Probably my favorite thing about reading is finding my own thoughts and feelings beautifully evoked by others in the words on a page. It is comforting to know that someone out there understands, and that I have understanding for them. When I am reading a caregiving book or a memoir of someone dealing with Alzheimers, there are usually so many passages I mark that it can get rather tiresome (after the initial "oh!" upon finding my own feelings validated)...but I keep tearing little strips of post-it notes to mark them and hope to be better about taking the time to type them out here.
It has helped me today to reread these from The House of Beartown Road-A Memoir of Learning and Forgetting by Elizabeth Cohen...and I hope it helps someone else out there, too.
"When my father's mind began to loosen its grasp on the world, my mother's love quickened.
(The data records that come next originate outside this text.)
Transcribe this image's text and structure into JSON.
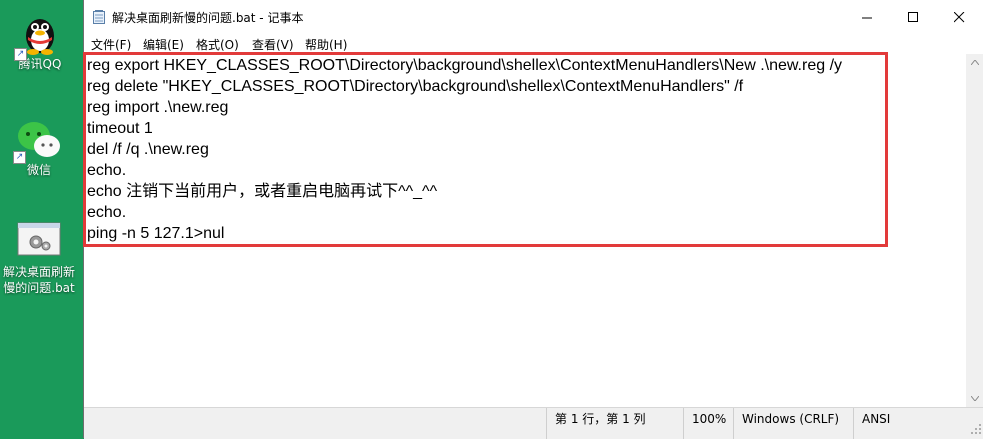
{
  "desktop": {
    "icons": [
      {
        "label": "腾讯QQ"
      },
      {
        "label": "微信"
      },
      {
        "label": "解决桌面刷新慢的问题.bat"
      }
    ]
  },
  "window": {
    "title": "解决桌面刷新慢的问题.bat - 记事本"
  },
  "menu": [
    {
      "label": "文件(F)"
    },
    {
      "label": "编辑(E)"
    },
    {
      "label": "格式(O)"
    },
    {
      "label": "查看(V)"
    },
    {
      "label": "帮助(H)"
    }
  ],
  "editor": {
    "lines": [
      "reg export HKEY_CLASSES_ROOT\\Directory\\background\\shellex\\ContextMenuHandlers\\New .\\new.reg /y",
      "reg delete \"HKEY_CLASSES_ROOT\\Directory\\background\\shellex\\ContextMenuHandlers\" /f",
      "reg import .\\new.reg",
      "timeout 1",
      "del /f /q .\\new.reg",
      "echo.",
      "echo 注销下当前用户，或者重启电脑再试下^^_^^",
      "echo.",
      "ping -n 5 127.1>nul"
    ],
    "highlight_color": "#e23a3a"
  },
  "statusbar": {
    "position": "第 1 行，第 1 列",
    "zoom": "100%",
    "line_ending": "Windows (CRLF)",
    "encoding": "ANSI"
  },
  "colors": {
    "desktop_bg": "#1a9a5a",
    "window_bg": "#ffffff",
    "statusbar_bg": "#f0f0f0"
  }
}
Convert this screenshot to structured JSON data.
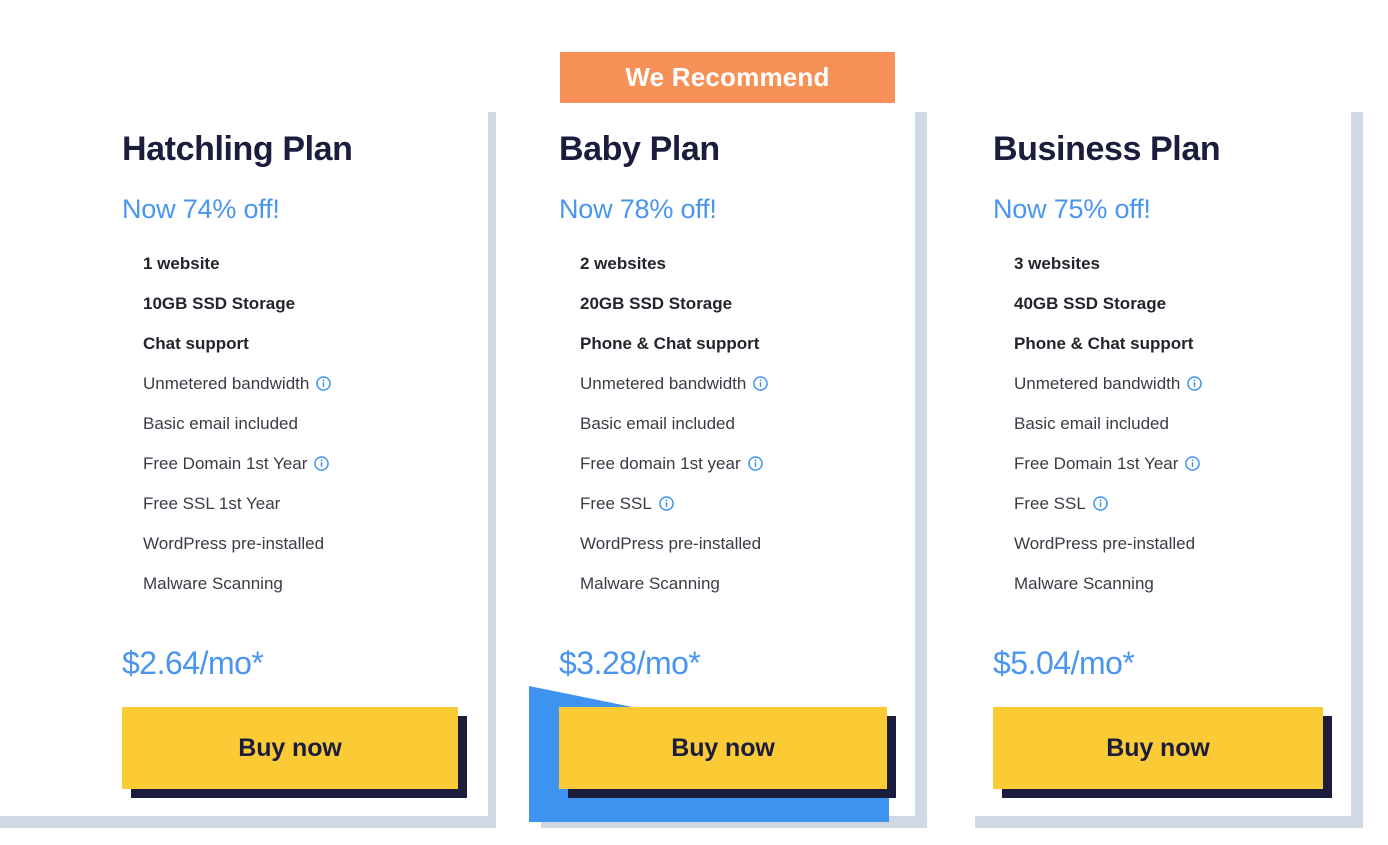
{
  "recommend_banner": {
    "label": "We Recommend"
  },
  "colors": {
    "heading": "#1C1C3C",
    "accent_blue": "#4A95EF",
    "banner_orange": "#F89157",
    "button_yellow": "#FBCB35",
    "button_shadow": "#1C1C3C",
    "card_shadow": "#CED9E3",
    "ribbon_blue": "#3E92F0"
  },
  "plans": [
    {
      "name": "Hatchling Plan",
      "discount": "Now 74% off!",
      "price": "$2.64/mo*",
      "buy_label": "Buy now",
      "recommended": false,
      "features": [
        {
          "label": "1 website",
          "bold": true,
          "info": false
        },
        {
          "label": "10GB SSD Storage",
          "bold": true,
          "info": false
        },
        {
          "label": "Chat support",
          "bold": true,
          "info": false
        },
        {
          "label": "Unmetered bandwidth",
          "bold": false,
          "info": true
        },
        {
          "label": "Basic email included",
          "bold": false,
          "info": false
        },
        {
          "label": "Free Domain 1st Year",
          "bold": false,
          "info": true
        },
        {
          "label": "Free SSL 1st Year",
          "bold": false,
          "info": false
        },
        {
          "label": "WordPress pre-installed",
          "bold": false,
          "info": false
        },
        {
          "label": "Malware Scanning",
          "bold": false,
          "info": false
        }
      ]
    },
    {
      "name": "Baby Plan",
      "discount": "Now 78% off!",
      "price": "$3.28/mo*",
      "buy_label": "Buy now",
      "recommended": true,
      "features": [
        {
          "label": "2 websites",
          "bold": true,
          "info": false
        },
        {
          "label": "20GB SSD Storage",
          "bold": true,
          "info": false
        },
        {
          "label": "Phone & Chat support",
          "bold": true,
          "info": false
        },
        {
          "label": "Unmetered bandwidth",
          "bold": false,
          "info": true
        },
        {
          "label": "Basic email included",
          "bold": false,
          "info": false
        },
        {
          "label": "Free domain 1st year",
          "bold": false,
          "info": true
        },
        {
          "label": "Free SSL",
          "bold": false,
          "info": true
        },
        {
          "label": "WordPress pre-installed",
          "bold": false,
          "info": false
        },
        {
          "label": "Malware Scanning",
          "bold": false,
          "info": false
        }
      ]
    },
    {
      "name": "Business Plan",
      "discount": "Now 75% off!",
      "price": "$5.04/mo*",
      "buy_label": "Buy now",
      "recommended": false,
      "features": [
        {
          "label": "3 websites",
          "bold": true,
          "info": false
        },
        {
          "label": "40GB SSD Storage",
          "bold": true,
          "info": false
        },
        {
          "label": "Phone & Chat support",
          "bold": true,
          "info": false
        },
        {
          "label": "Unmetered bandwidth",
          "bold": false,
          "info": true
        },
        {
          "label": "Basic email included",
          "bold": false,
          "info": false
        },
        {
          "label": "Free Domain 1st Year",
          "bold": false,
          "info": true
        },
        {
          "label": "Free SSL",
          "bold": false,
          "info": true
        },
        {
          "label": "WordPress pre-installed",
          "bold": false,
          "info": false
        },
        {
          "label": "Malware Scanning",
          "bold": false,
          "info": false
        }
      ]
    }
  ]
}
It grew wings and teeth and extra hands."
"Daddy smiles. He may not know Ava's gender, but he understands jokes. He makes them, too. I think that a sense of humor must be hidden in a box very deep in the brain, where diseases have to search for it. Maybe this is an evolutionary tactic, to keep people going."
"These are silent, private pleasures, not visible to the outside world. They are our secret rituals. Alison doesn't know or can't imagine how hard could translate to challenging, how a rotten deal can be invigorating somehow. How, set against the backdrop of all that has gone wrong, everything right seems heightened. She is awed by the hardship of our lives, the long drive from my job at the paper out to Beartown Road, bringing in the wood, starting the fire. What she doesn't see is how I am blinded by the glare of all the silver linings. Our sweet, lick-crazy dog. This child with great, mooning eyes. The view from the top of the road of a dozen hills, receding in shades of purple."
"At work I have rearranged my cubicle to reflect the changes in my life. I take down a picture of Shane and put up one of Daddy and Ava. I have started to write about my own life all of the time: about snow, about memory, about loss. About Alzheimer's. Writing gives me a sense of control. It has its own special alchemy. I can what is terrible turn beautiful, like our purple-gray shadows on the snow."
"And I wake up before dawn, before Ava and Daddy, and go outside and run through the cemetery. I leave Samo inside, whining at the door. I want to be alone. I want to hear my feet thud and splash with no doggy echo. I want to be a person without baggage, if only for a few minutes. If only in a cemetery in the rain. I run and run. Away from the man who has left me, and the baby he left behind. I run from the remains of the person who was my father. I run from his questions. I pound against the hard ground, I jump over briar patches, ripping socks. I climb a steep hill to a field full of tiny yellow flowers and tall purple stalks that poke through snowy patches. Loosestrife is blooming, it shouts with color."
"The lilacs are the purple ribbons tied at the gates of spring. The hardest winter of my life is over. In the distance is the untuned banjo twang of a few frogs in the Wrights' pond. And beyond them, the night crammed with stars.
Stars and lilacs connect us to people. We are are not as alone as we feel. The same stars blink over the Wrights' house, over the people who lost their homes in the floods in Mozambique. Somewhere across the country those stars are shining over the heads of my mother and Shane. Her lilac bushes must be blooming, too. We couldn't be farther from one another, but despite all that has happened, we are still connected, by stars, by night, by spring."